(Given data Opens)

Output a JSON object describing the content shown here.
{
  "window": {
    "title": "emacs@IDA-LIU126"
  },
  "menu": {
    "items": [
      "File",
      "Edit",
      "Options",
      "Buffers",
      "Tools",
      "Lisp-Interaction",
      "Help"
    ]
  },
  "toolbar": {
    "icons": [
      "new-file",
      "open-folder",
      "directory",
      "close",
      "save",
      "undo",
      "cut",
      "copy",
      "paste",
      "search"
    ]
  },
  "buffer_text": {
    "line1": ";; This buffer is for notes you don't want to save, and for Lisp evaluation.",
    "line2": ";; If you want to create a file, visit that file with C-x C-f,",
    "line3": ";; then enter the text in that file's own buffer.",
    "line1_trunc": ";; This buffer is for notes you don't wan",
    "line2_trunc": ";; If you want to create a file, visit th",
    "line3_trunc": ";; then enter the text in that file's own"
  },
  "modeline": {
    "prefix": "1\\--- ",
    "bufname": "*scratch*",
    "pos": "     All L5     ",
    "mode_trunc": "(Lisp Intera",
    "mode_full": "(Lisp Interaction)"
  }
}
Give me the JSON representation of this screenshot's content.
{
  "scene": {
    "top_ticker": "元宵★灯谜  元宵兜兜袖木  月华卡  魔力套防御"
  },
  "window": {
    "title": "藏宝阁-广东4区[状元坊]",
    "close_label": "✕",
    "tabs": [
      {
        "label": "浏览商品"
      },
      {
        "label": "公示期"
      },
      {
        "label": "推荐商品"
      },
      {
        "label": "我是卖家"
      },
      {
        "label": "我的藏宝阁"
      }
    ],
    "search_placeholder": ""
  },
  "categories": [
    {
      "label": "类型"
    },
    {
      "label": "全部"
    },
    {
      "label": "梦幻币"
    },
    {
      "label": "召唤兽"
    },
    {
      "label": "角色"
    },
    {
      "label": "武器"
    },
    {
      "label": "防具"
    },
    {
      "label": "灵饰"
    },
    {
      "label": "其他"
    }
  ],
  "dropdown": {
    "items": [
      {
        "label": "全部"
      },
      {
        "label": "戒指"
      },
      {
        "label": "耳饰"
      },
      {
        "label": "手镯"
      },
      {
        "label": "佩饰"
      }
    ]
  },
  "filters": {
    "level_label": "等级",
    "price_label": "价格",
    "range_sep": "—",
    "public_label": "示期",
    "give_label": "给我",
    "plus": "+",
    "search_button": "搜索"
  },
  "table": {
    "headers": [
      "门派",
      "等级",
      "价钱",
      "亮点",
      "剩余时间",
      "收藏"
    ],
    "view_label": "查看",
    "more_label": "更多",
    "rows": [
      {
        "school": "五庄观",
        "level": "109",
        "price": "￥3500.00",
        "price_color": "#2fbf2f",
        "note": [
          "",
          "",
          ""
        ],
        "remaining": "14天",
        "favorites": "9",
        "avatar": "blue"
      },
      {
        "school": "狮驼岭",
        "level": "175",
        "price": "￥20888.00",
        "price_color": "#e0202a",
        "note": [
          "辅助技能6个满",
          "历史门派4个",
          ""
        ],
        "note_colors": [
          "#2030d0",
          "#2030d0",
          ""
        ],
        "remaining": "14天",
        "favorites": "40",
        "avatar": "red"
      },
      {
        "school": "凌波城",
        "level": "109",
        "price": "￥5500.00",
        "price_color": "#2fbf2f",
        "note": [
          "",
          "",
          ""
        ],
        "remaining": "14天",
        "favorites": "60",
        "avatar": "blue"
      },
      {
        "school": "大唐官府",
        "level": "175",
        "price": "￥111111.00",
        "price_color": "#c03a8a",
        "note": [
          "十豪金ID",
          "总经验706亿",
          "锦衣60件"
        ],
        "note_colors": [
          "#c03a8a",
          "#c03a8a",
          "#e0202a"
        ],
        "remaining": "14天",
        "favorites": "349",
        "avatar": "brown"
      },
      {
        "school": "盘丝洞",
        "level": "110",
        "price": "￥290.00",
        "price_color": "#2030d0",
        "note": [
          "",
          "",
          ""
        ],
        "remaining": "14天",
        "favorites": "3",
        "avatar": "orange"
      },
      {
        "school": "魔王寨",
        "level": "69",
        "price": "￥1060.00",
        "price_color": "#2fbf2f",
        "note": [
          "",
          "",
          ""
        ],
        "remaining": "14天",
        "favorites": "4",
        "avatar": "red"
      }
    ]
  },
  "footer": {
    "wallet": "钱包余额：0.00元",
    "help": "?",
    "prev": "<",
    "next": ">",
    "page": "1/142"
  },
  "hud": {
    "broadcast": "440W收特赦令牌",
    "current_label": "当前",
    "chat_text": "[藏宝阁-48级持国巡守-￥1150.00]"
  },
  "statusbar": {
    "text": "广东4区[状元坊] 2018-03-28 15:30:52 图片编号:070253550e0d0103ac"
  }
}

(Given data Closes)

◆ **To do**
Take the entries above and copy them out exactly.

◆ **Solution**
Output a JSON object describing the content shown here.
{
  "window": {
    "title": "emacs@IDA-LIU126"
  },
  "menu": {
    "items": [
      "File",
      "Edit",
      "Options",
      "Buffers",
      "Tools",
      "Lisp-Interaction",
      "Help"
    ]
  },
  "toolbar": {
    "icons": [
      "new-file",
      "open-folder",
      "directory",
      "close",
      "save",
      "undo",
      "cut",
      "copy",
      "paste",
      "search"
    ]
  },
  "buffer_text": {
    "line1": ";; This buffer is for notes you don't want to save, and for Lisp evaluation.",
    "line2": ";; If you want to create a file, visit that file with C-x C-f,",
    "line3": ";; then enter the text in that file's own buffer.",
    "line1_trunc": ";; This buffer is for notes you don't wan",
    "line2_trunc": ";; If you want to create a file, visit th",
    "line3_trunc": ";; then enter the text in that file's own"
  },
  "modeline": {
    "prefix": "1\\--- ",
    "bufname": "*scratch*",
    "pos": "     All L5     ",
    "mode_trunc": "(Lisp Intera",
    "mode_full": "(Lisp Interaction)"
  }
}
Give me the JSON representation of this screenshot's content.
{
  "scene": {
    "top_ticker": "元宵★灯谜  元宵兜兜袖木  月华卡  魔力套防御"
  },
  "window": {
    "title": "藏宝阁-广东4区[状元坊]",
    "close_label": "✕",
    "tabs": [
      {
        "label": "浏览商品"
      },
      {
        "label": "公示期"
      },
      {
        "label": "推荐商品"
      },
      {
        "label": "我是卖家"
      },
      {
        "label": "我的藏宝阁"
      }
    ],
    "search_placeholder": ""
  },
  "categories": [
    {
      "label": "类型"
    },
    {
      "label": "全部"
    },
    {
      "label": "梦幻币"
    },
    {
      "label": "召唤兽"
    },
    {
      "label": "角色"
    },
    {
      "label": "武器"
    },
    {
      "label": "防具"
    },
    {
      "label": "灵饰"
    },
    {
      "label": "其他"
    }
  ],
  "dropdown": {
    "items": [
      {
        "label": "全部"
      },
      {
        "label": "戒指"
      },
      {
        "label": "耳饰"
      },
      {
        "label": "手镯"
      },
      {
        "label": "佩饰"
      }
    ]
  },
  "filters": {
    "level_label": "等级",
    "price_label": "价格",
    "range_sep": "—",
    "public_label": "示期",
    "give_label": "给我",
    "plus": "+",
    "search_button": "搜索"
  },
  "table": {
    "headers": [
      "门派",
      "等级",
      "价钱",
      "亮点",
      "剩余时间",
      "收藏"
    ],
    "view_label": "查看",
    "more_label": "更多",
    "rows": [
      {
        "school": "五庄观",
        "level": "109",
        "price": "￥3500.00",
        "price_color": "#2fbf2f",
        "note": [
          "",
          "",
          ""
        ],
        "remaining": "14天",
        "favorites": "9",
        "avatar": "blue"
      },
      {
        "school": "狮驼岭",
        "level": "175",
        "price": "￥20888.00",
        "price_color": "#e0202a",
        "note": [
          "辅助技能6个满",
          "历史门派4个",
          ""
        ],
        "note_colors": [
          "#2030d0",
          "#2030d0",
          ""
        ],
        "remaining": "14天",
        "favorites": "40",
        "avatar": "red"
      },
      {
        "school": "凌波城",
        "level": "109",
        "price": "￥5500.00",
        "price_color": "#2fbf2f",
        "note": [
          "",
          "",
          ""
        ],
        "remaining": "14天",
        "favorites": "60",
        "avatar": "blue"
      },
      {
        "school": "大唐官府",
        "level": "175",
        "price": "￥111111.00",
        "price_color": "#c03a8a",
        "note": [
          "十豪金ID",
          "总经验706亿",
          "锦衣60件"
        ],
        "note_colors": [
          "#c03a8a",
          "#c03a8a",
          "#e0202a"
        ],
        "remaining": "14天",
        "favorites": "349",
        "avatar": "brown"
      },
      {
        "school": "盘丝洞",
        "level": "110",
        "price": "￥290.00",
        "price_color": "#2030d0",
        "note": [
          "",
          "",
          ""
        ],
        "remaining": "14天",
        "favorites": "3",
        "avatar": "orange"
      },
      {
        "school": "魔王寨",
        "level": "69",
        "price": "￥1060.00",
        "price_color": "#2fbf2f",
        "note": [
          "",
          "",
          ""
        ],
        "remaining": "14天",
        "favorites": "4",
        "avatar": "red"
      }
    ]
  },
  "footer": {
    "wallet": "钱包余额：0.00元",
    "help": "?",
    "prev": "<",
    "next": ">",
    "page": "1/142"
  },
  "hud": {
    "broadcast": "440W收特赦令牌",
    "current_label": "当前",
    "chat_text": "[藏宝阁-48级持国巡守-￥1150.00]"
  },
  "statusbar": {
    "text": "广东4区[状元坊] 2018-03-28 15:30:52 图片编号:070253550e0d0103ac"
  }
}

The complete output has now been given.